Peugeot sacked its former chief executive in March
Carmakers PSA Peugeot Citroen, Daimler and Nissan have all reported big losses in the face of continuing declines in global vehicles sales.
Peugeot, France's biggest car firm, made a net loss of 962m euros ($1.4bn; £830m) between January and June. A year ago it reported a profit of 733m euros.
Daimler, the owner of Mercedes-Benz, made a net loss of 1bn euros in the April to June quarter.
Meanwhile, Nissan's quarterly loss totalled 16.5bn yen ($170m; £104m).
Honda also reported results on Wednesday.
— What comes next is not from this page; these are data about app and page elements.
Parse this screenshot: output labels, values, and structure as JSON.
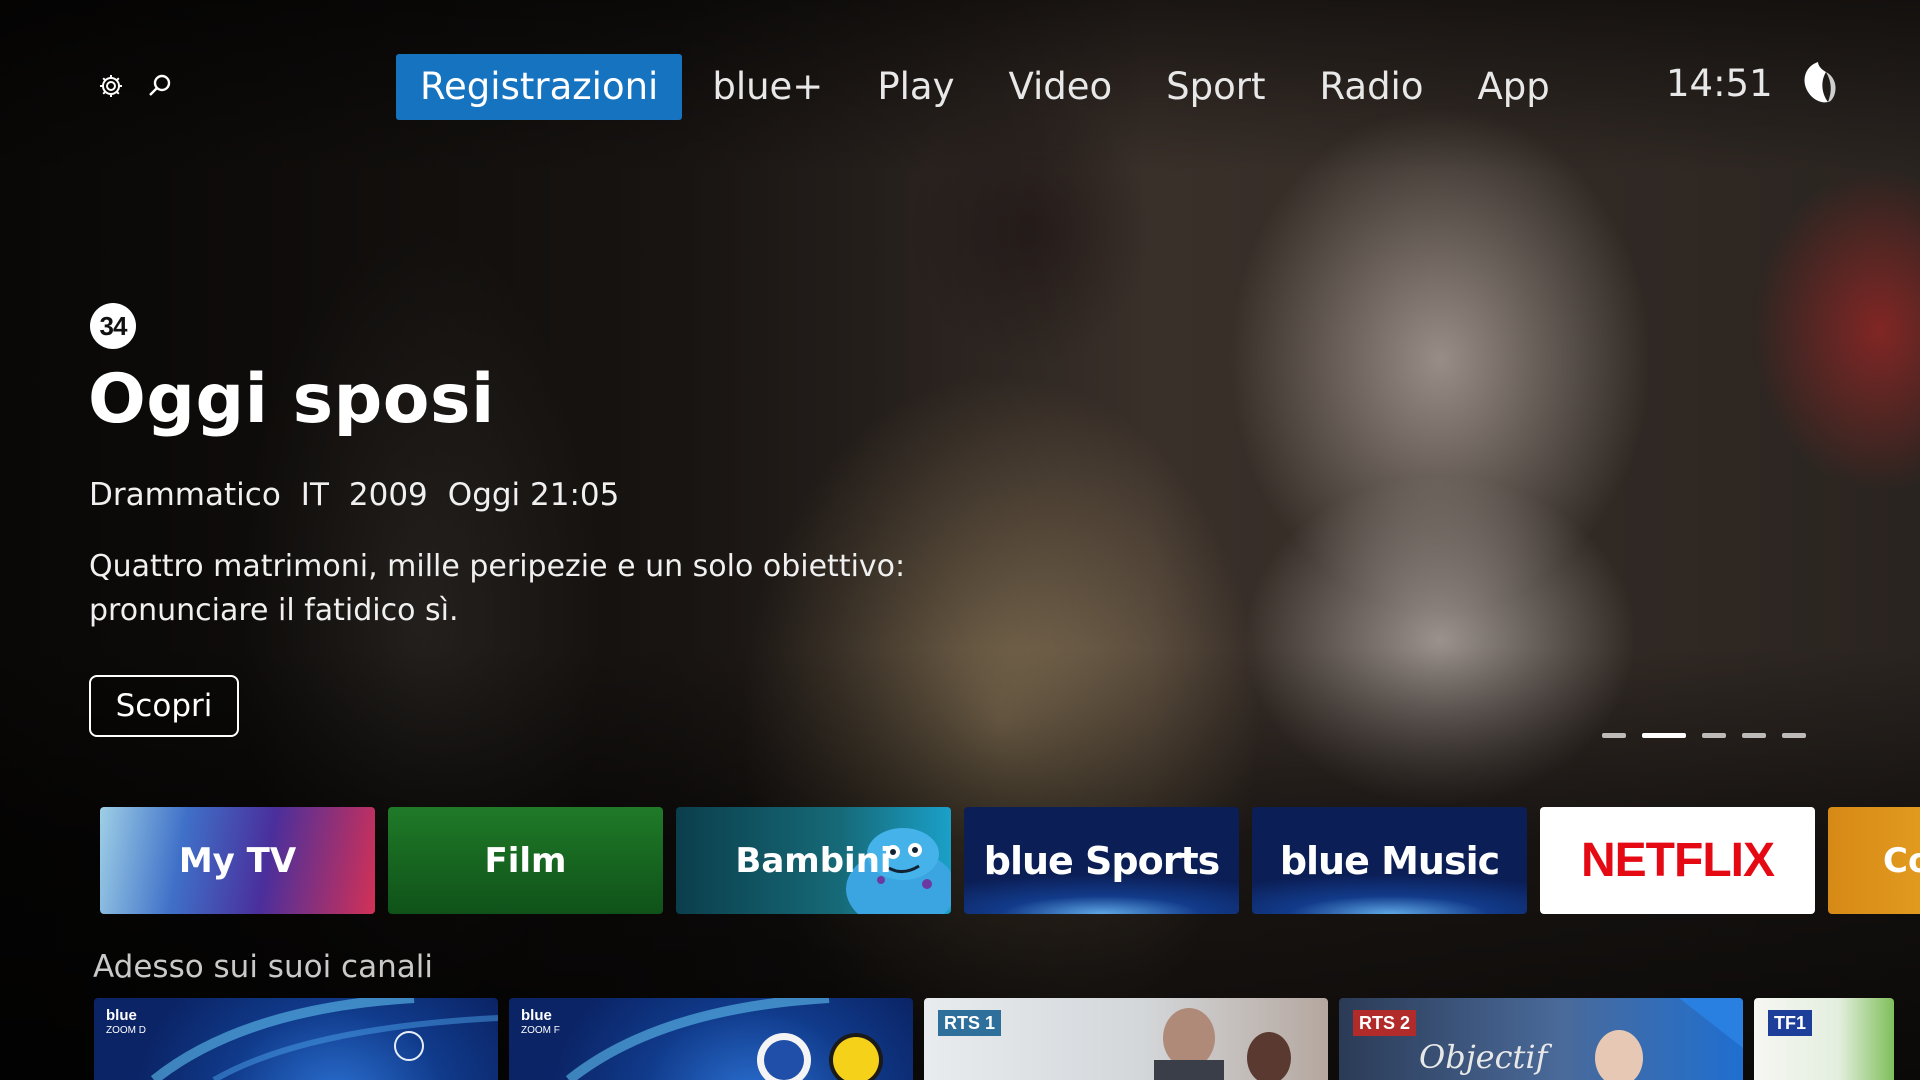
{
  "nav": {
    "settings_icon": "gear-icon",
    "search_icon": "search-icon",
    "items": [
      {
        "label": "Registrazioni",
        "active": true
      },
      {
        "label": "blue+",
        "active": false
      },
      {
        "label": "Play",
        "active": false
      },
      {
        "label": "Video",
        "active": false
      },
      {
        "label": "Sport",
        "active": false
      },
      {
        "label": "Radio",
        "active": false
      },
      {
        "label": "App",
        "active": false
      }
    ],
    "clock": "14:51",
    "profile_icon": "swisscom-logo-icon"
  },
  "hero": {
    "channel_logo": "34",
    "title": "Oggi sposi",
    "meta": [
      "Drammatico",
      "IT",
      "2009",
      "Oggi 21:05"
    ],
    "description_line1": "Quattro matrimoni, mille peripezie e un solo obiettivo:",
    "description_line2": "pronunciare il fatidico sì.",
    "cta_label": "Scopri",
    "carousel": {
      "count": 5,
      "active_index": 1
    }
  },
  "tiles": [
    {
      "label": "My TV",
      "kind": "mytv"
    },
    {
      "label": "Film",
      "kind": "film"
    },
    {
      "label": "Bambini",
      "kind": "bambini"
    },
    {
      "label": "blue Sports",
      "kind": "sports"
    },
    {
      "label": "blue Music",
      "kind": "music"
    },
    {
      "label": "NETFLIX",
      "kind": "netflix"
    },
    {
      "label": "Co",
      "kind": "co"
    }
  ],
  "section": {
    "title": "Adesso sui suoi canali"
  },
  "channels": [
    {
      "logo": "blue",
      "sub": "ZOOM D"
    },
    {
      "logo": "blue",
      "sub": "ZOOM F"
    },
    {
      "logo": "RTS 1"
    },
    {
      "logo": "RTS 2",
      "program_text": "Objectif"
    },
    {
      "logo": "TF1"
    }
  ],
  "colors": {
    "accent": "#1673c0",
    "netflix_red": "#e50914"
  }
}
Although it avoided a quarterly loss, its profits fell 96%.
Limited scrappage impact
Peugeot said its sales for the first half of the year were down 22%, and that its losses would continue for the remainder of 2009.
A number of European governments have introduced scrappage schemes
Its chief executive, Philippe Varin, said sales were "only partially" helped by the introduction of government scrappage schemes, which offer cash incentives for owners of older vehicles to trade them in for new cars.
The company does not expect European car sales to recover until the end of 2010.
Peugeot sacked former chief executive Christian Streiff in March.
Daimler's 1bn euros quarterly net loss compares with a profit of 1.3bn euros made in the same period a year earlier.
The firm, which makes buses and lorries in addition to cars, saw group-wide sales fall 25% to 19.6bn euros.
Sales of its Mercedes-Benz cars were down 19% from a year before.
Daimler is also continuing to be hit by the expense of giving up its former 19.9% stake in Chrysler, which saw it write off Chrysler's outstanding loans, and agree to pay $200m (£122m) a year into the firm's pension fund.
It said its continuing exposure to Chrysler cost it 387m euros during the quarter.
Nissan's loss for the April to June period compares with a profit of 52.8bn yen a year earlier. Its revenues were down 36%.
Honda's quarterly profit, also for the April to June quarter, was 7.6bn yen, down from 173.4bn yen last year. Its revenues were 30% lower.
Koichi Kondo, Honda's executive vice president, said conditions in the global car market remained "extremely severe".
However, the company does now predict a slow recovery in the marketplace, and has upgraded its annual profits forecast as a result.
Honda now expects to make a net profit of 55bn yen for its financial year to 31 March 2010. Three months ago it had forecast an annual profit of 40bn yen.